Plans include having 5000 upgraded healthcare facilities in the country rather than the 1000 sites that were in existence in 2002. Improving access to skilled birth attendants is also an essential part of the equation.
To date, through the work of President Jonathan and “Saving One Million Lives” initiative, the infant mortality rate has already been substantially lowered. The under-5 mortality rate has changed from 157 out of 1,000 live births to 94 out of 1,000 live births.
Training of Paramedics
Under Jonathan, in 2014 the “Training of Paramedics” curriculum began with the goal of improving health delivery. The Curriculum for National Diploma in Paramedics Technology Programme in collaboration with National Board for Technical Education are working together as part of the efforts to improve health delivery in the country.
Experts speculate that many deaths are a direct result of delayed access to emergency care and treatment. Former Minister of Health, Prof. Onyebuchi Chukwu noted: “A lot of preventable deaths in the country are caused by delayed access to emergency care. A significant number of lives are lost daily in road traffic injuries, plane crashes, ethno-religious crises, political and electoral violence, bomb blasts, insurgency etc.”
The Training of Paramedics curriculum was the first type of programme in the country’s history. It takes about 2 years for individuals to complete their training in preparation to be sent out in the field to assist with emergency situations.

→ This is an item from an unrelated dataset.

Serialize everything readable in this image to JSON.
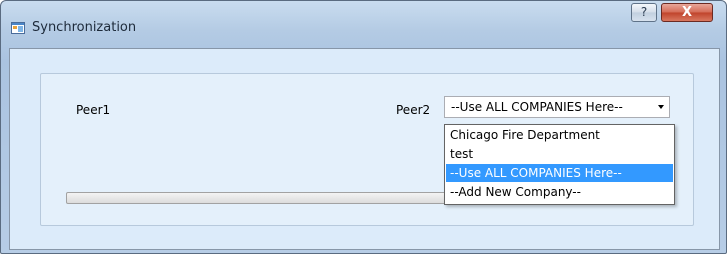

Presidential Summit on Universal Health Coverage
In the first quarter of 2014, the President held a week-long Presidential Summit on Universal Health Coverage, with the aim of boosting efforts to provide access to affordable, high quality healthcare for every Nigerian. This summit sought to strategize about the processes and roadmap involved with instigating a Universal Health Coverage policy. At this event, the President stated that health insurance must be compulsory for citizens.
In December 2014, he signed into law a major National Health Bill. This bill includes a Basic Health Care Provision Fund that provides all citizens with access to basic health care. Many see this bill as the Nigerian version of Obamacare.
The goal is to create a national health system. This includes a Basic Health Care Provision Fund that provides all citizens with access to basic health care. In particular, a large amount is given to the National Health Insurance Scheme, which helps pregnant women, children, disabled people and the elderly. The other half is used for necessary vaccinations and PCH centres and resources. Previously the country allocated less than 5% of its budget to health.
Another major benefit of this new law is that it regulates health facilities’ acceptance throughout the country of people in accidents or emergency situations. Nigerian officials and civil servants cannot use these public funds for their own medical treatment out of the country.
Success Rates under President Jonathan
Due to President Jonathan’s work and SURE-P in particular, there has already been a 26% decrease in the maternal mortality rate and a 22% decrease in neonatal mortality rate. From the Saving One Million Lives initiative, over 433,650 lives have been saved in a remarkably short period –November 2012 to June 2013. Infant mortality rates in Nigeria have historically been among the worst throughout the globe, but the President has done a remarkable amount to change this equation for the better.
When one remembers that in 2014, Nigeria was certified guinea worm-free as well as Ebola-free, that would help one to understand the type of milestones that have been recorded.
These achievements mark just a small part of the progress that this President has made in his relatively first term in office. It is clear that if given another chance, he would do more.